Like the first film, Avatar: The Way of Water built many costumes and props practically before those elements were then faithfully recreated using CGI. The Na’vi costumes, in particular, took hours of painstaking work, with Scott revealing in a recent interview with Variety that some pieces took over 200 hours to construct. Check out Scott’s full comment below when asked how long the costumes took to make:
“Depends on the costume. It started with a lot of research and development that goes into it. But what did the character and scene dictate to me and to Jim? We followed a lot of the template of the first movie and took it to a higher and more complicated standard. With the Na’vi world, I think on average it took around 200 hours per garment.

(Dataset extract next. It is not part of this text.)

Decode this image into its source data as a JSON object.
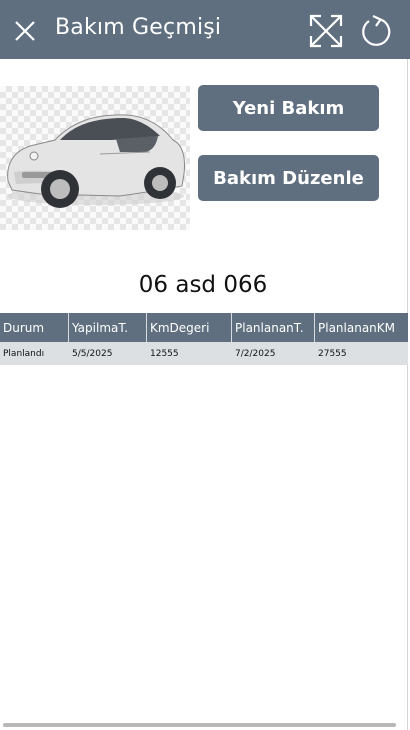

That was without the research time before that to decide if it was going to be a real shell, a 3D-printed shell or a laminate shell. We kept returning to the natural world and the natural shells because those are the ones that really give life. We found that all this magic of 3D printing, which we did in some cases to augment, wasn’t as good as what was real, handcrafted, sculpted by hand and individual bespoke pieces.”
Why The Way Of Water’s VFX Are So Groundbreaking
Cameron first had the idea for Avatar back in the mid-1990s but had to put the project on the back burner because the technology simply didn’t exist to make the movie. The director then pioneered a number of groundbreaking visual effects techniques in order to bring his vision for the film to life, and he’s done the same for Avatar: The Way of Water. Determined to have much of the film actually take place in and around water environments, Cameron spearheaded the development of new VFX and underwater performance capture technology, which involved filming stars like Worthington, Saldaña, Kate Winslet, Sigourney Weaver, and Cliff Curtis in a massive water tank.
In addition to investing in visual effects tools and technology that didn’t previously exist, the production’s commitment to building many props and costumes practically ultimately helps to sell the final effect. When VFX artists are able to hold a prop or costume in their hands to understand its texture and rigidity, in addition to better understanding how it interacts with water, sunlight, and movement, that asset can then be more faithfully recreated in CGI form in the film. While recreating Avatar: The Way of Water’s Pandora’s environment in the real world is essentially an impossible task, behind-the-scenes video and images also show that each scene is blocked out on a stage so that actors wearing performance capture suits can move through the environment in a genuine way.
In addition to the visual effects themselves, parts of Cameron’s latest sequel are also presented at higher frame rates, meaning motion appears to be more fluid than at the more traditional 24 frames per second. Considering Avatar 3 has already been filmed, it’s very likely that, in 2024, audiences will get to return to Pandora once more. With fans almost unanimously agreeing that Avatar: The Way of Water‘s visual effects are breathtaking and second to none, the subsequent sequels will likely push this to an even more impressive level than ever before.